# Exercise requirements
Only the lines from the one containing "Output a JSON object describing the content" through the end of the listing are to be repeated, exactly and without pictures.

# Data under study
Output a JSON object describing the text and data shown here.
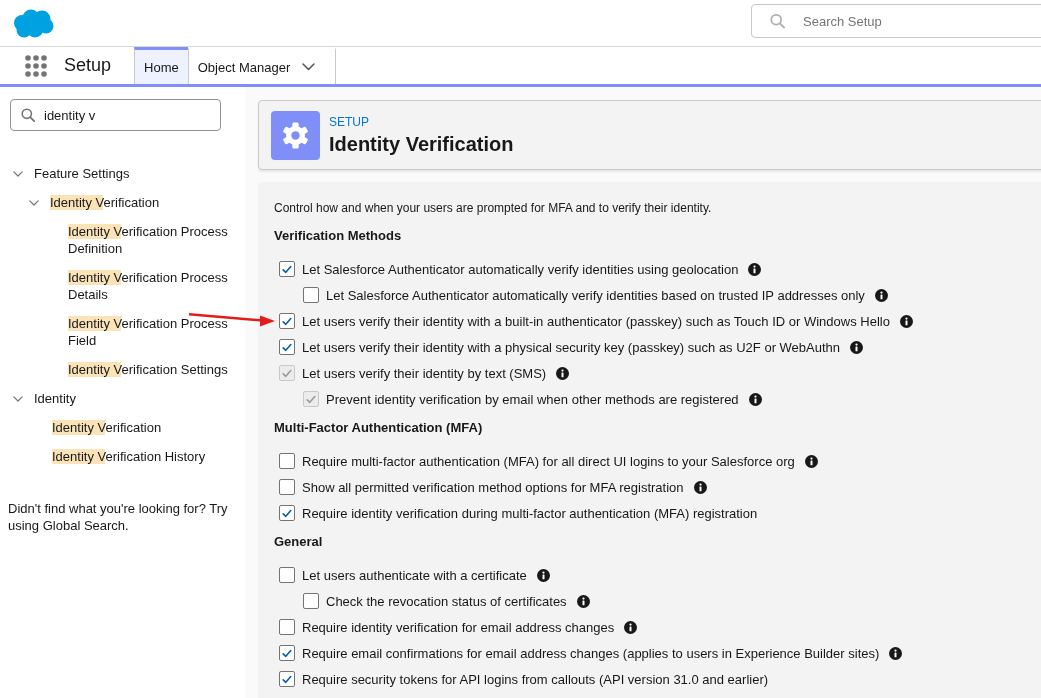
{
  "header": {
    "search": {
      "placeholder": "Search Setup"
    }
  },
  "nav": {
    "app_name": "Setup",
    "tabs": [
      {
        "label": "Home",
        "selected": true,
        "menu": false
      },
      {
        "label": "Object Manager",
        "selected": false,
        "menu": true
      }
    ]
  },
  "sidebar": {
    "quick_find": {
      "value": "identity v"
    },
    "tree": [
      {
        "text": "Feature Settings",
        "expanded": true,
        "children": [
          {
            "highlight": "Identity V",
            "text": "erification",
            "expanded": true,
            "children": [
              {
                "highlight": "Identity V",
                "text": "erification Process Definition"
              },
              {
                "highlight": "Identity V",
                "text": "erification Process Details"
              },
              {
                "highlight": "Identity V",
                "text": "erification Process Field"
              },
              {
                "highlight": "Identity V",
                "text": "erification Settings"
              }
            ]
          }
        ]
      },
      {
        "text": "Identity",
        "expanded": true,
        "children": [
          {
            "highlight": "Identity V",
            "text": "erification"
          },
          {
            "highlight": "Identity V",
            "text": "erification History"
          }
        ]
      }
    ],
    "help_text": "Didn't find what you're looking for? Try using Global Search."
  },
  "page_header": {
    "eyebrow": "SETUP",
    "title": "Identity Verification"
  },
  "content": {
    "description": "Control how and when your users are prompted for MFA and to verify their identity.",
    "sections": [
      {
        "heading": "Verification Methods",
        "options": [
          {
            "label": "Let Salesforce Authenticator automatically verify identities using geolocation",
            "checked": true,
            "disabled": false,
            "info": true,
            "pointer": false,
            "children": [
              {
                "label": "Let Salesforce Authenticator automatically verify identities based on trusted IP addresses only",
                "checked": false,
                "disabled": false,
                "info": true,
                "pointer": false
              }
            ]
          },
          {
            "label": "Let users verify their identity with a built-in authenticator (passkey) such as Touch ID or Windows Hello",
            "checked": true,
            "disabled": false,
            "info": true,
            "pointer": true
          },
          {
            "label": "Let users verify their identity with a physical security key (passkey) such as U2F or WebAuthn",
            "checked": true,
            "disabled": false,
            "info": true,
            "pointer": false
          },
          {
            "label": "Let users verify their identity by text (SMS)",
            "checked": true,
            "disabled": true,
            "info": true,
            "pointer": false,
            "children": [
              {
                "label": "Prevent identity verification by email when other methods are registered",
                "checked": true,
                "disabled": true,
                "info": true,
                "pointer": false
              }
            ]
          }
        ]
      },
      {
        "heading": "Multi-Factor Authentication (MFA)",
        "options": [
          {
            "label": "Require multi-factor authentication (MFA) for all direct UI logins to your Salesforce org",
            "checked": false,
            "disabled": false,
            "info": true,
            "pointer": false
          },
          {
            "label": "Show all permitted verification method options for MFA registration",
            "checked": false,
            "disabled": false,
            "info": true,
            "pointer": false
          },
          {
            "label": "Require identity verification during multi-factor authentication (MFA) registration",
            "checked": true,
            "disabled": false,
            "info": false,
            "pointer": false
          }
        ]
      },
      {
        "heading": "General",
        "options": [
          {
            "label": "Let users authenticate with a certificate",
            "checked": false,
            "disabled": false,
            "info": true,
            "pointer": false,
            "children": [
              {
                "label": "Check the revocation status of certificates",
                "checked": false,
                "disabled": false,
                "info": true,
                "pointer": false
              }
            ]
          },
          {
            "label": "Require identity verification for email address changes",
            "checked": false,
            "disabled": false,
            "info": true,
            "pointer": false
          },
          {
            "label": "Require email confirmations for email address changes (applies to users in Experience Builder sites)",
            "checked": true,
            "disabled": false,
            "info": true,
            "pointer": false
          },
          {
            "label": "Require security tokens for API logins from callouts (API version 31.0 and earlier)",
            "checked": true,
            "disabled": false,
            "info": false,
            "pointer": false
          }
        ]
      }
    ]
  }
}
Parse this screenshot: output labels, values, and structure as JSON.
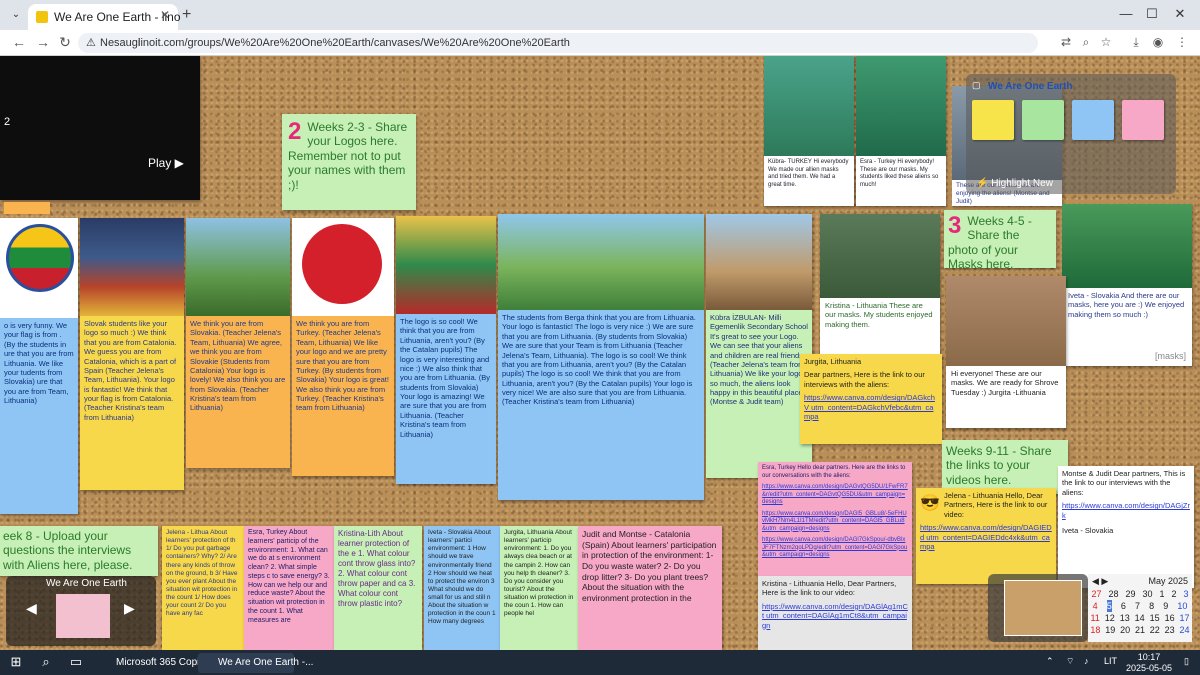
{
  "browser": {
    "tab_title": "We Are One Earth - lino",
    "url_warning": "Nesaugi",
    "url": "linoit.com/groups/We%20Are%20One%20Earth/canvases/We%20Are%20One%20Earth"
  },
  "video": {
    "play_label": "Play",
    "side_number": "2"
  },
  "stickers": {
    "weeks23": {
      "num": "2",
      "text": "Weeks 2-3 - Share your Logos here. Remember not to put your names with them ;)!"
    },
    "weeks45": {
      "num": "3",
      "text": "Weeks 4-5 - Share the photo of your Masks here."
    },
    "weeks911": {
      "text": "Weeks 9-11 - Share the links to your videos here."
    },
    "week8": {
      "text": "eek 8 - Upload your questions the interviews with Aliens here, please."
    },
    "a1": "o is very funny. We your flag is from . (By the students in ure that you are from Lithuania. We like your tudents from Slovakia) ure that you are from Team, Lithuania)",
    "a2": "Slovak students like your logo so much :) We think that you are from Catalonia. We guess you are from Catalonia, which is a part of Spain (Teacher Jelena's Team, Lithuania). Your logo is fantastic! We think that your flag is from Catalonia. (Teacher Kristina's team from Lithuania)",
    "a3": "We think you are from Slovakia. (Teacher Jelena's Team, Lithuania) We agree, we think you are from Slovakie (Students from Catalonia) Your logo is lovely! We also think you are from Slovakia. (Teacher Kristina's team from Lithuania)",
    "a4": "We think you are from Turkey. (Teacher Jelena's Team, Lithuania) We like your logo and we are pretty sure that you are from Turkey. (By students from Slovakia) Your logo is great! We also think you are from Turkey. (Teacher Kristina's team from Lithuania)",
    "a5": "The logo is so cool! We think that you are from Lithuania, aren't you? (By the Catalan pupils) The logo is very interesting and nice :) We also think that you are from Lithuania. (By students from Slovakia) Your logo is amazing! We are sure that you are from Lithuania. (Teacher Kristina's team from Lithuania)",
    "a6": "The students from Berga think that you are from Lithuania. Your logo is fantastic! The logo is very nice :) We are sure that you are from Lithuania. (By students from Slovakia) We are sure that your Team is from Lithuania (Teacher Jelena's Team, Lithuania). The logo is so cool! We think that you are from Lithuania, aren't you? (By the Catalan pupils) The logo is so cool! We think that you are from Lithuania, aren't you? (By the Catalan pupils) Your logo is very nice! We are also sure that you are from Lithuania. (Teacher Kristina's team from Lithuania)",
    "a7": "Kübra İZBULAN- Milli Egemenlik Secondary School It's great to see your Logo. We can see that your aliens and children are real friends (Teacher Jelena's team from Lithuania) We like your logo so much, the aliens look happy in this beautiful place! (Montse & Judit team)",
    "kubra": "Kübra- TURKEY Hi everybody We made our allien masks and tried them. We had a great time.",
    "esra": "Esra - Turkey Hi everybody! These are our masks. My students liked these aliens so much!",
    "enjoy": "These are our masks, we are enjoying the aliens! (Montse and Judit)",
    "kristina_masks": "Kristina - Lithuania These are our masks. My students enjoyed making them.",
    "iveta_masks": "Iveta - Slovakia And there are our masks, here you are :) We enjoyed making them so much :)",
    "masks_tag": "[masks]",
    "jurgita_masks": "Hi everyone! These are our masks. We are ready for Shrove Tuesday :) Jurgita -Lithuania",
    "jurgita_link_title": "Jurgita, Lithuania",
    "jurgita_link_body": "Dear partners, Here is the link to our interviews with the aliens:",
    "jurgita_url": "https://www.canva.com/design/DAGkchV utm_content=DAGkchVfebc&utm_campa",
    "esra_videos_title": "Esra, Turkey Hello dear partners. Here are the links to our conversations with the aliens:",
    "esra_url1": "https://www.canva.com/design/DAGvtQG5DU/1FwFR7&r/edit?utm_content=DAGvtQG5DU&utm_campaign=designs",
    "esra_url2": "https://www.canva.com/design/DAGl5_GBLu8/-5eFHUvMkH7Nm4L1I1TM/edit?utm_content=DAGl5_GBLu8&utm_campaign=designs",
    "esra_url3": "https://www.canva.com/design/DAGl7GkSpou/-dbvBlxJF7FTNzm2qoLPDg/edit?utm_content=DAGl7GkSpou&utm_campaign=designs",
    "jelena_video_title": "Jelena - Lithuania Hello, Dear Partners, Here is the link to our video:",
    "jelena_url": "https://www.canva.com/design/DAGIEDd utm_content=DAGIEDdc4xk&utm_campa",
    "kristina_video": "Kristina - Lithuania Hello, Dear Partners, Here is the link to our video:",
    "kristina_url": "https://www.canva.com/design/DAGlAg1mCt utm_content=DAGlAg1mCt8&utm_campaign",
    "montse_video": "Montse & Judit Dear partners, This is the link to our interviews with the aliens:",
    "montse_url": "https://www.canva.com/design/DAGjZrk",
    "iveta_video": "Iveta - Slovakia",
    "q_jelena": "Jelena - Lithua About learners' protection of th 1/ Do you put garbage containers? Why? 2/ Are there any kinds of throw on the ground, b 3/ Have you ever plant About the situation wit protection in the count 1/ How does your count 2/ Do you have any fac",
    "q_esra": "Esra, Turkey About learners' particip of the environment: 1. What can we do at s environment clean? 2. What simple steps c to save energy? 3. How can we help our and reduce waste? About the situation wit protection in the count 1. What measures are",
    "q_kristina": "Kristina-Lith About learner protection of the e 1. What colour cont throw glass into? 2. What colour cont throw paper and ca 3. What colour cont throw plastic into?",
    "q_iveta": "Iveta - Slovakia About learners' partici environment: 1 How should we trave environmentally friend 2 How should we heat to protect the environ 3 What should we do small for us and still n About the situation w protection in the coun 1 How many degrees",
    "q_jurgita": "Jurgita, Lithuania About learners' particip environment: 1. Do you always clea beach or at the campin 2. How can you help th cleaner? 3. Do you consider you tourist? About the situation wi protection in the coun 1. How can people hel",
    "q_judit": "Judit and Montse - Catalonia (Spain) About learners' participation in protection of the environment: 1- Do you waste water? 2- Do you drop litter? 3- Do you plant trees? About the situation with the environment protection in the"
  },
  "palette": {
    "title": "We Are One Earth",
    "highlight": "Highlight New"
  },
  "slideshow": {
    "title": "We Are One Earth"
  },
  "calendar": {
    "title": "May 2025",
    "rows": [
      [
        "27",
        "28",
        "29",
        "30",
        "1",
        "2",
        "3"
      ],
      [
        "4",
        "5",
        "6",
        "7",
        "8",
        "9",
        "10"
      ],
      [
        "11",
        "12",
        "13",
        "14",
        "15",
        "16",
        "17"
      ],
      [
        "18",
        "19",
        "20",
        "21",
        "22",
        "23",
        "24"
      ]
    ]
  },
  "taskbar": {
    "app1": "Microsoft 365 Copil...",
    "app2": "We Are One Earth -...",
    "lang": "LIT",
    "time": "10:17",
    "date": "2025-05-05"
  }
}
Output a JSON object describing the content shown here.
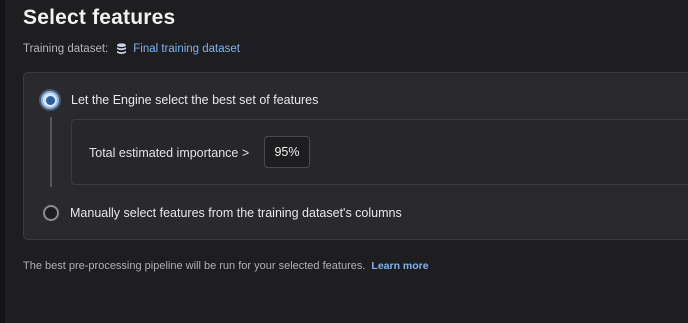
{
  "header": {
    "title": "Select features"
  },
  "dataset": {
    "label": "Training dataset:",
    "icon": "database-icon",
    "name": "Final training dataset"
  },
  "options": {
    "engine": {
      "label": "Let the Engine select the best set of features",
      "selected": true
    },
    "importance": {
      "label": "Total estimated importance >",
      "value": "95%"
    },
    "manual": {
      "label": "Manually select features from the training dataset's columns",
      "selected": false
    }
  },
  "footer": {
    "text": "The best pre-processing pipeline will be run for your selected features.",
    "link": "Learn more"
  },
  "colors": {
    "accent": "#7db3f0",
    "background": "#1e1e21",
    "card": "#2a2a2e"
  }
}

# Solved problem
Output a JSON object describing the content shown here.
{
  "header": {
    "title": "Select features"
  },
  "dataset": {
    "label": "Training dataset:",
    "icon": "database-icon",
    "name": "Final training dataset"
  },
  "options": {
    "engine": {
      "label": "Let the Engine select the best set of features",
      "selected": true
    },
    "importance": {
      "label": "Total estimated importance >",
      "value": "95%"
    },
    "manual": {
      "label": "Manually select features from the training dataset's columns",
      "selected": false
    }
  },
  "footer": {
    "text": "The best pre-processing pipeline will be run for your selected features.",
    "link": "Learn more"
  },
  "colors": {
    "accent": "#7db3f0",
    "background": "#1e1e21",
    "card": "#2a2a2e"
  }
}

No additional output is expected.